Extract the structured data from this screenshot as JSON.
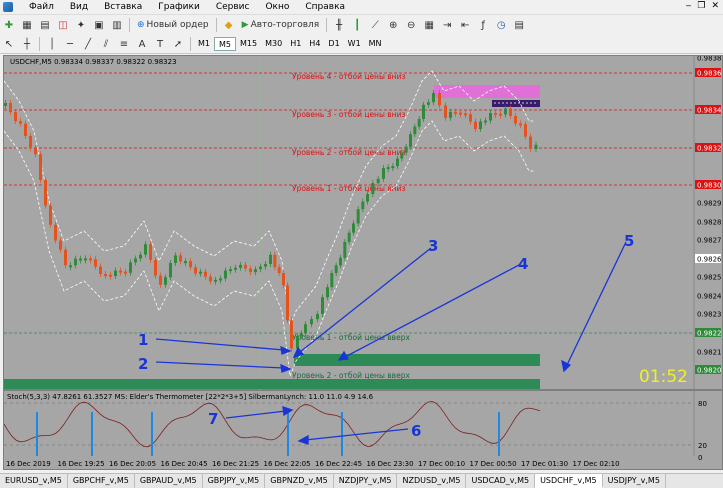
{
  "menu": [
    "Файл",
    "Вид",
    "Вставка",
    "Графики",
    "Сервис",
    "Окно",
    "Справка"
  ],
  "toolbar": {
    "new_order": "Новый ордер",
    "auto_trading": "Авто-торговля"
  },
  "timeframes": [
    "M1",
    "M5",
    "M15",
    "M30",
    "H1",
    "H4",
    "D1",
    "W1",
    "MN"
  ],
  "active_timeframe": "M5",
  "chart": {
    "title": "USDCHF,M5  0.98334 0.98337 0.98322 0.98323",
    "levels": [
      {
        "label": "Уровень 4 - отбой цены вниз",
        "price": "0.98362"
      },
      {
        "label": "Уровень 3 - отбой цены вниз",
        "price": "0.98343"
      },
      {
        "label": "Уровень 2 - отбой цены вниз",
        "price": "0.98324"
      },
      {
        "label": "Уровень 1 - отбой цены вниз",
        "price": "0.98305"
      }
    ],
    "green_levels": [
      {
        "label": "Уровень 1 - отбой цены вверх",
        "price": "0.98228"
      },
      {
        "label": "Уровень 2 - отбой цены вверх",
        "price": "0.98209"
      }
    ],
    "price_axis": [
      "0.98362",
      "0.98343",
      "0.98324",
      "0.98305",
      "0.98286",
      "0.98267",
      "0.98248",
      "0.98228",
      "0.98209"
    ],
    "extra_axis": [
      "0.98381",
      "0.98295",
      "0.98276",
      "0.98257",
      "0.98238",
      "0.98219"
    ],
    "countdown": "01:52",
    "time_axis": [
      "16 Dec 2019",
      "16 Dec 19:25",
      "16 Dec 20:05",
      "16 Dec 20:45",
      "16 Dec 21:25",
      "16 Dec 22:05",
      "16 Dec 22:45",
      "16 Dec 23:30",
      "17 Dec 00:10",
      "17 Dec 00:50",
      "17 Dec 01:30",
      "17 Dec 02:10"
    ],
    "annotations": [
      "1",
      "2",
      "3",
      "4",
      "5",
      "6",
      "7"
    ]
  },
  "oscillator": {
    "title": "Stoch(5,3,3) 47.8261 61.3527  MS: Elder's Thermometer [22*2*3+5]  SilbermanLynch:  11.0 11.0 4.9 14.6",
    "scale": [
      "80",
      "20",
      "0"
    ]
  },
  "tabs": [
    "EURUSD_v,M5",
    "GBPCHF_v,M5",
    "GBPAUD_v,M5",
    "GBPJPY_v,M5",
    "GBPNZD_v,M5",
    "NZDJPY_v,M5",
    "NZDUSD_v,M5",
    "USDCAD_v,M5",
    "USDCHF_v,M5",
    "USDJPY_v,M5"
  ],
  "active_tab": "USDCHF_v,M5",
  "colors": {
    "background": "#a6a6a6",
    "bull": "#2e8b3a",
    "bear": "#e4531e",
    "resistance": "#d11",
    "support_zone": "#2e8b57",
    "annotation": "#1a35d6"
  }
}
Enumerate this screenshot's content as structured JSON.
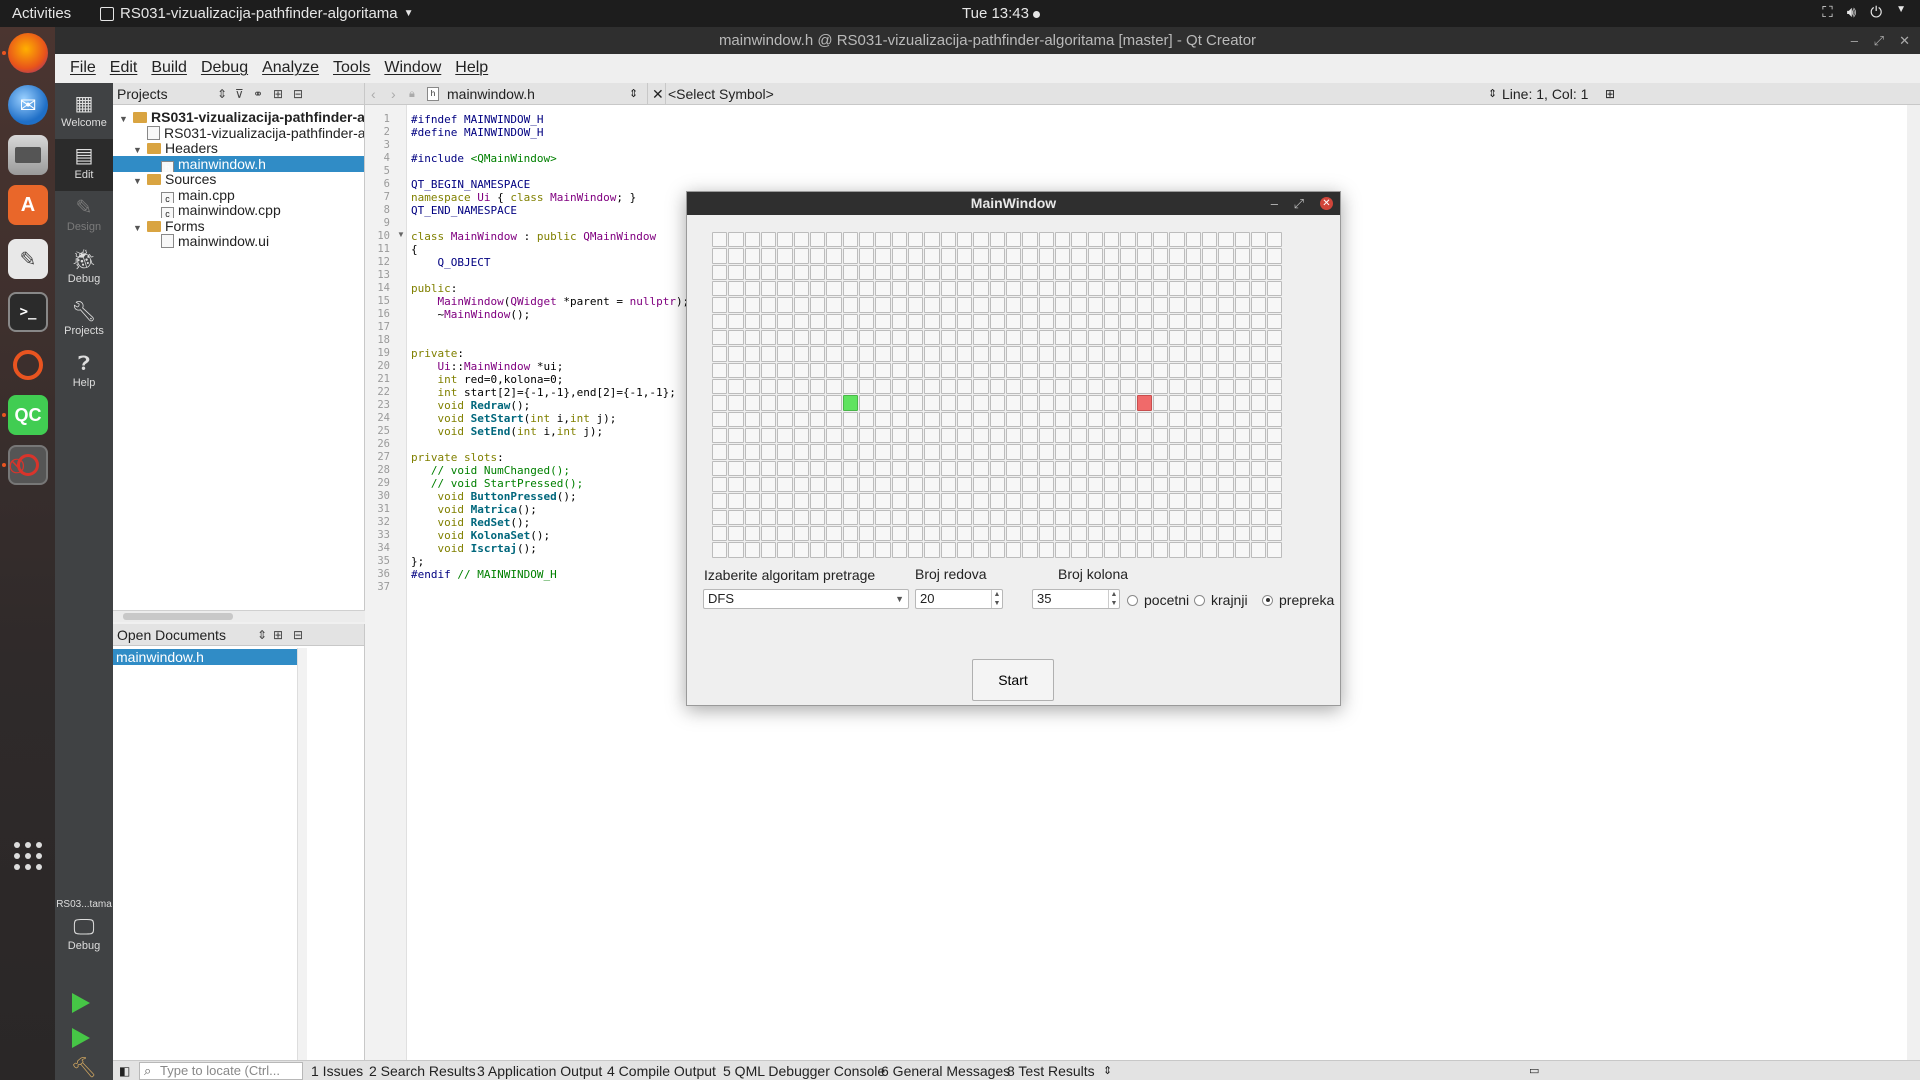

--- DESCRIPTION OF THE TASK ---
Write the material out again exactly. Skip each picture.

--- EXERCISE SOLUTION ---
Extract the structured data from this screenshot as JSON.
{
  "menu": [
    "Файл",
    "Вид",
    "Вставка",
    "Графики",
    "Сервис",
    "Окно",
    "Справка"
  ],
  "toolbar": {
    "new_order": "Новый ордер",
    "auto_trading": "Авто-торговля"
  },
  "timeframes": [
    "M1",
    "M5",
    "M15",
    "M30",
    "H1",
    "H4",
    "D1",
    "W1",
    "MN"
  ],
  "active_timeframe": "M5",
  "chart": {
    "title": "USDCHF,M5  0.98334 0.98337 0.98322 0.98323",
    "levels": [
      {
        "label": "Уровень 4 - отбой цены вниз",
        "price": "0.98362"
      },
      {
        "label": "Уровень 3 - отбой цены вниз",
        "price": "0.98343"
      },
      {
        "label": "Уровень 2 - отбой цены вниз",
        "price": "0.98324"
      },
      {
        "label": "Уровень 1 - отбой цены вниз",
        "price": "0.98305"
      }
    ],
    "green_levels": [
      {
        "label": "Уровень 1 - отбой цены вверх",
        "price": "0.98228"
      },
      {
        "label": "Уровень 2 - отбой цены вверх",
        "price": "0.98209"
      }
    ],
    "price_axis": [
      "0.98362",
      "0.98343",
      "0.98324",
      "0.98305",
      "0.98286",
      "0.98267",
      "0.98248",
      "0.98228",
      "0.98209"
    ],
    "extra_axis": [
      "0.98381",
      "0.98295",
      "0.98276",
      "0.98257",
      "0.98238",
      "0.98219"
    ],
    "countdown": "01:52",
    "time_axis": [
      "16 Dec 2019",
      "16 Dec 19:25",
      "16 Dec 20:05",
      "16 Dec 20:45",
      "16 Dec 21:25",
      "16 Dec 22:05",
      "16 Dec 22:45",
      "16 Dec 23:30",
      "17 Dec 00:10",
      "17 Dec 00:50",
      "17 Dec 01:30",
      "17 Dec 02:10"
    ],
    "annotations": [
      "1",
      "2",
      "3",
      "4",
      "5",
      "6",
      "7"
    ]
  },
  "oscillator": {
    "title": "Stoch(5,3,3) 47.8261 61.3527  MS: Elder's Thermometer [22*2*3+5]  SilbermanLynch:  11.0 11.0 4.9 14.6",
    "scale": [
      "80",
      "20",
      "0"
    ]
  },
  "tabs": [
    "EURUSD_v,M5",
    "GBPCHF_v,M5",
    "GBPAUD_v,M5",
    "GBPJPY_v,M5",
    "GBPNZD_v,M5",
    "NZDJPY_v,M5",
    "NZDUSD_v,M5",
    "USDCAD_v,M5",
    "USDCHF_v,M5",
    "USDJPY_v,M5"
  ],
  "active_tab": "USDCHF_v,M5",
  "colors": {
    "background": "#a6a6a6",
    "bull": "#2e8b3a",
    "bear": "#e4531e",
    "resistance": "#d11",
    "support_zone": "#2e8b57",
    "annotation": "#1a35d6"
  }
}
Enumerate this screenshot's content as structured JSON.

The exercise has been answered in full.